Below are records; count the lines that contain "Idealgewicht" and state only that count.

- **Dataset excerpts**
────
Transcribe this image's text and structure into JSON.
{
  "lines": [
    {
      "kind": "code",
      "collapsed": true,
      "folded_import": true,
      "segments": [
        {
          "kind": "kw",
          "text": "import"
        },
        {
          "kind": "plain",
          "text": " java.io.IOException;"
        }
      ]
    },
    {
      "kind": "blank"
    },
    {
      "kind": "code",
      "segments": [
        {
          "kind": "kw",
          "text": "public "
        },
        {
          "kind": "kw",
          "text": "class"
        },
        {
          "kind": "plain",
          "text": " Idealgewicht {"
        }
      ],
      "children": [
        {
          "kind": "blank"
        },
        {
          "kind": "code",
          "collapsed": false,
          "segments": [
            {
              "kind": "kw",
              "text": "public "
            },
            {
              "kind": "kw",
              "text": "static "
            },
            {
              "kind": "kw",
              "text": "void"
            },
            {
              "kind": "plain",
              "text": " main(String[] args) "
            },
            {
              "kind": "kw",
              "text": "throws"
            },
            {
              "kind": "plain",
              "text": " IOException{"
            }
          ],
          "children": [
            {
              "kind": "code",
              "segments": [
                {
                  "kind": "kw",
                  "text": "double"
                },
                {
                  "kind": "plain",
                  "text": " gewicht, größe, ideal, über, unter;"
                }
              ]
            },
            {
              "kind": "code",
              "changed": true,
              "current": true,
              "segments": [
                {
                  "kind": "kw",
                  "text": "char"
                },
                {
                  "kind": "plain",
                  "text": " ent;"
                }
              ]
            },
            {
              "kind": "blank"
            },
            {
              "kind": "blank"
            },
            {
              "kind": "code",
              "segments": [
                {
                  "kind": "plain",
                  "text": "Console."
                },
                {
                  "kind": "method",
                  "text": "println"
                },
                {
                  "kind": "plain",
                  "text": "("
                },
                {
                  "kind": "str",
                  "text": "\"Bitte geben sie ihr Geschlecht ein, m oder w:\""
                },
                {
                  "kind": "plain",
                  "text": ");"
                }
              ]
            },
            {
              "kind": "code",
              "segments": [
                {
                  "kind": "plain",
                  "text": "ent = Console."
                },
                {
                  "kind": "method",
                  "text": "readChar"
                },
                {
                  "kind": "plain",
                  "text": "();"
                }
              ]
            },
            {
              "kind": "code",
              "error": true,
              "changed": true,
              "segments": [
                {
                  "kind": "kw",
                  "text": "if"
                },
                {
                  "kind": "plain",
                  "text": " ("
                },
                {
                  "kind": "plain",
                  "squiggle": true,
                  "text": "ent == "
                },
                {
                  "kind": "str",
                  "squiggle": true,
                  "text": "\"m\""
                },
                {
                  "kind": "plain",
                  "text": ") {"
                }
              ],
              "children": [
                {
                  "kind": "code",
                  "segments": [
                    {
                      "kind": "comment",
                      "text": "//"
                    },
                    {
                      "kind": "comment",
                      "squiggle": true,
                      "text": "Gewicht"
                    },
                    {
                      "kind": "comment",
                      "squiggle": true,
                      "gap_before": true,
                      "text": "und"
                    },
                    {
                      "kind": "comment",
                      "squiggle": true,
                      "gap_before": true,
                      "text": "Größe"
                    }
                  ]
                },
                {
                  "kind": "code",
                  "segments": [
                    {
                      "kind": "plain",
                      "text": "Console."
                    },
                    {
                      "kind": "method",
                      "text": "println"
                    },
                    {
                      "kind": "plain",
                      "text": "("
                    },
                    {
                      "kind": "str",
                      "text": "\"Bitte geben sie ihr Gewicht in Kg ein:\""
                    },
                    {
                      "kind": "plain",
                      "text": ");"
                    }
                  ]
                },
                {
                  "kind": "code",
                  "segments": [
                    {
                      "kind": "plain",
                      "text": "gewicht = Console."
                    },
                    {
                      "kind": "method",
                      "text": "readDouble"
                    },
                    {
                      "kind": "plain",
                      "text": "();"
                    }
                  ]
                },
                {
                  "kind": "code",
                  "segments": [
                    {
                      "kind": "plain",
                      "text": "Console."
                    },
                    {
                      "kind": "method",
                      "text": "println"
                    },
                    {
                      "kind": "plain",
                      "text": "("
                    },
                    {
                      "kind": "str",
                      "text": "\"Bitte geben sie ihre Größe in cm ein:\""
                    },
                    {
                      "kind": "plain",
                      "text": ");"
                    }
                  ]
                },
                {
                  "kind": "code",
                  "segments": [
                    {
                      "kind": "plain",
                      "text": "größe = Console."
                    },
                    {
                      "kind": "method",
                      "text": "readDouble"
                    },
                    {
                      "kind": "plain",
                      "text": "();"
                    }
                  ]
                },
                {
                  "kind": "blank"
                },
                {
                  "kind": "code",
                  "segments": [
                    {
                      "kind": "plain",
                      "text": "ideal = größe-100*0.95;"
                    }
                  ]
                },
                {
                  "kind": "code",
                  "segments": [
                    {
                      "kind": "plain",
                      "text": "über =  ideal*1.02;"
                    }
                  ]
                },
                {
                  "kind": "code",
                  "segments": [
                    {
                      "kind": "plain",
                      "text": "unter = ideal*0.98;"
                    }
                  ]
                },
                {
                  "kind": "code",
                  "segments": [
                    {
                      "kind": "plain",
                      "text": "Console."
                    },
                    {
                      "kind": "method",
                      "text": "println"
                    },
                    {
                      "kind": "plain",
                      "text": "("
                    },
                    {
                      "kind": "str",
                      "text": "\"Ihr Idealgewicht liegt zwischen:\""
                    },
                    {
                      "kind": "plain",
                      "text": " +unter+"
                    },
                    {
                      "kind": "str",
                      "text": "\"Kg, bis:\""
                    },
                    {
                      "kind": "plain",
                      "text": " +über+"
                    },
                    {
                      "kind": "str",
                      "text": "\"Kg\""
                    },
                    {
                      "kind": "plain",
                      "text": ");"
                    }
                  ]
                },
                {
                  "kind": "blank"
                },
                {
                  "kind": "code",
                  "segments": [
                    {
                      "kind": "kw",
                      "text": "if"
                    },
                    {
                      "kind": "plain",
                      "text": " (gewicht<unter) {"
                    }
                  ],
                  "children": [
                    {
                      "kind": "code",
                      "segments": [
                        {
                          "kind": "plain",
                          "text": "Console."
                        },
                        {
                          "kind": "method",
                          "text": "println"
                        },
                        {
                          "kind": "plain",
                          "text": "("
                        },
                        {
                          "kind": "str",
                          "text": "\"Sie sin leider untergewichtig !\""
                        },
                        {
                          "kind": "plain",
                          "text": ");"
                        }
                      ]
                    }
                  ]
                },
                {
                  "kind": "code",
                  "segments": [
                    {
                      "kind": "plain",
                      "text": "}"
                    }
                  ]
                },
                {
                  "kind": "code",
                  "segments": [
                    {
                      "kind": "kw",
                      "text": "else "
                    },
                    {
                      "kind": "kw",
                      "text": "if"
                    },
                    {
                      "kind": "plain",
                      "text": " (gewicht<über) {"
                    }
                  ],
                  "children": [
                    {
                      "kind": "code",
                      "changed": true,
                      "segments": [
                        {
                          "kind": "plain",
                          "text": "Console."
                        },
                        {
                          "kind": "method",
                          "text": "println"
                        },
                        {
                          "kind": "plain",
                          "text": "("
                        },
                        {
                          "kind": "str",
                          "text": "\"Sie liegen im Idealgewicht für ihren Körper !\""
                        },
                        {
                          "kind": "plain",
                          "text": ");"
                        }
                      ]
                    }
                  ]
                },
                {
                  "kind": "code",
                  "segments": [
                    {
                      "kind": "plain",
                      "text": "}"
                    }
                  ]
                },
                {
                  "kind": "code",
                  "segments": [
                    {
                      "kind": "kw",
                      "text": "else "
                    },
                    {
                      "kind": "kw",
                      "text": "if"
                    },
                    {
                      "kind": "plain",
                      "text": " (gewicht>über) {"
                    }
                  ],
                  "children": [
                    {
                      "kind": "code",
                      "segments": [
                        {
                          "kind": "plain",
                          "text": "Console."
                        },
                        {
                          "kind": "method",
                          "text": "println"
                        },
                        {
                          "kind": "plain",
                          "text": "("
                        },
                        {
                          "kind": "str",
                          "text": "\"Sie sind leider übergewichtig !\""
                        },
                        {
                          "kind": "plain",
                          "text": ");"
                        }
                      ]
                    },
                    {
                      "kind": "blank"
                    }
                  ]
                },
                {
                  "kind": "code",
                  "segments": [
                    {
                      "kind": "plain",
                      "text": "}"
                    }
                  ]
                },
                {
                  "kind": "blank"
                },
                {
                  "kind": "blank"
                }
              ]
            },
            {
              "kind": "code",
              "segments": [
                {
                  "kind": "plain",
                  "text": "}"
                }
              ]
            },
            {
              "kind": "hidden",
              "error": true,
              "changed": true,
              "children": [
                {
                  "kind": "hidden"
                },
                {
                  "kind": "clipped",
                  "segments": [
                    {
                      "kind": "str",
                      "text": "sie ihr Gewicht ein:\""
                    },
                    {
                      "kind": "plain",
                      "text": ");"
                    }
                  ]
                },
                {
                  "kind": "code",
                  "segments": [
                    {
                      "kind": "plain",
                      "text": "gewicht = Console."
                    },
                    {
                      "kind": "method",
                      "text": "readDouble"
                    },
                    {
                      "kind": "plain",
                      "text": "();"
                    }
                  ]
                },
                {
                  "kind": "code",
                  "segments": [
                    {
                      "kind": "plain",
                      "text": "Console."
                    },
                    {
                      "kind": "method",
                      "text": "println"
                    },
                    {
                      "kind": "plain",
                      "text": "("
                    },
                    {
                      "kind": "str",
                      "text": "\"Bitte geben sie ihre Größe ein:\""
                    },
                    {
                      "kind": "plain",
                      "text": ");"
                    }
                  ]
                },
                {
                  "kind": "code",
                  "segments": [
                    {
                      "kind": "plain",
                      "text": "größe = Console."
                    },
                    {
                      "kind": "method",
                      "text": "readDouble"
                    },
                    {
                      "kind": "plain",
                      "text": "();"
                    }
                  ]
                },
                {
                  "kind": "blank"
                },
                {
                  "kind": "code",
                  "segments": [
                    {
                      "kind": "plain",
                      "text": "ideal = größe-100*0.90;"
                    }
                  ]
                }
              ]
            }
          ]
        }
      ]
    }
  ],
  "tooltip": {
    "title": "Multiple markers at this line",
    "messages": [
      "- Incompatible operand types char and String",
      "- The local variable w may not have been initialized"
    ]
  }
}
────
- **Answer section**
3